Id. at 194.
Although the trial court submitted the issue of waiver to the jury, the appellate court determined the facts were such that the trial court could have resolved the issue as a matter of law based solely on the company's written records. The court explained its finding of waiver as follows:
It is a sound proposition under the record that appellant company upon the return of the draft for the April 18th premium could have withheld the drawing and deposit of the draft for the May 18th premium until it determined whether the April premium would be paid. *859 But, with full knowledge that the April premium draft had been returned to it, the appellant drew a draft for the May premium which it deposited on May 8th.
Similarly, in the case before us, the defendant, which had notice of the April dishonor, could have withheld the drawing and deposit of the draft for the May 22d premium until it determined whether the April premium would be paid. This it did not do. By drawing the May premium before it determined whether the April premium would be paid, the defendant did an act amounting to a recognition of the continued validity of the policy as a binding obligation upon it. That act constituted an effective waiver of the right to declare a forfeiture for nonpayment of the April premium.

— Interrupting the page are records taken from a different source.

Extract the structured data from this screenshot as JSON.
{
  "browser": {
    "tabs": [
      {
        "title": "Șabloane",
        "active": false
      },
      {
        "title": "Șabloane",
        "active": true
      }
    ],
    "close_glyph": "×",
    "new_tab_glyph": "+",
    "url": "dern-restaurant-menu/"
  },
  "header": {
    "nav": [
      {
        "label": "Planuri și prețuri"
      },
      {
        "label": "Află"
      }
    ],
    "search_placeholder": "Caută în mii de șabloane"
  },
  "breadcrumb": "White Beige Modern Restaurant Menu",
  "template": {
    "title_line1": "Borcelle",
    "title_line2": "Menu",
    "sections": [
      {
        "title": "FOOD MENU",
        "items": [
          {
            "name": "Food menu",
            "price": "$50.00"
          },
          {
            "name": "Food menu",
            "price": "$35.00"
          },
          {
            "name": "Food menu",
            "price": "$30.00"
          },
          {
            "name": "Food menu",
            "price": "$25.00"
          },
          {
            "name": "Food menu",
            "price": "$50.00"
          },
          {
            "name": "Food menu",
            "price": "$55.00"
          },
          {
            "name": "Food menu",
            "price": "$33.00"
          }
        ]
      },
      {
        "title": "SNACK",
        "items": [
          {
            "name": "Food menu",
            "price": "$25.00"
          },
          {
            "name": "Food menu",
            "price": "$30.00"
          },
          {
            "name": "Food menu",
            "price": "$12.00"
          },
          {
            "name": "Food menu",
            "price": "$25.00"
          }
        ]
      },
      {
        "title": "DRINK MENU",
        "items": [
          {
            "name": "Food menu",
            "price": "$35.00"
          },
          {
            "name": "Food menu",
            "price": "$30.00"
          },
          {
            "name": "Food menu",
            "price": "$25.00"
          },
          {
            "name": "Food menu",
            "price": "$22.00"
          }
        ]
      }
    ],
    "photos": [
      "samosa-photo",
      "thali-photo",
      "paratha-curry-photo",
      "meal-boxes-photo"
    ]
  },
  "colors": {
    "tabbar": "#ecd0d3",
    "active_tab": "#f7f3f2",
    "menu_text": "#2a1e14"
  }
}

The defendant asserts, however, that it had a right to draw the May premium and apply it back to the overdue April premium. If one accepts that proposition, the April premium was paid, the May premium was not, and the policy lapsed on June 22, 1980, 3 days before the decedent died. We do not, however, accept that proposition.
The check drawn on May 22, 1980, contained the following language: "This check when paid is a receipt for amounts due on the policies listed. The date of this check indicates the premium due month." The defendant argues that the first sentence means it has the right to apply the May payment to the overdue April premium. This, however, ignores the only logical reason the second sentence was included on the check. That sentence can only mean that a payment drawn during a certain month is to be applied to that month's premium. See Dickerson v. Equitable Life Assur. Soc., 631 F.2d 99 (8th Cir. 1980). Consequently, the May payment could not be applied to the overdue April premium, and the defendant's argument is without merit.
Because we have determined that the defendant waived its right to declare a forfeiture as a matter of law, we need not address the plaintiff's other contentions of error. Accordingly, we reverse the order of the district court sustaining the defendant's motion for summary judgment and remand this cause to the district court with directions to enter judgment sustaining plaintiff's motion for summary judgment, together with a reasonable sum as attorney fees as provided by Neb.Rev.Stat. § 44-359 (Cum.Supp.1986). The appellee is ordered to pay to the appellant $1,000 for the services of her attorney in this court.
REVERSED AND REMANDED WITH DIRECTIONS.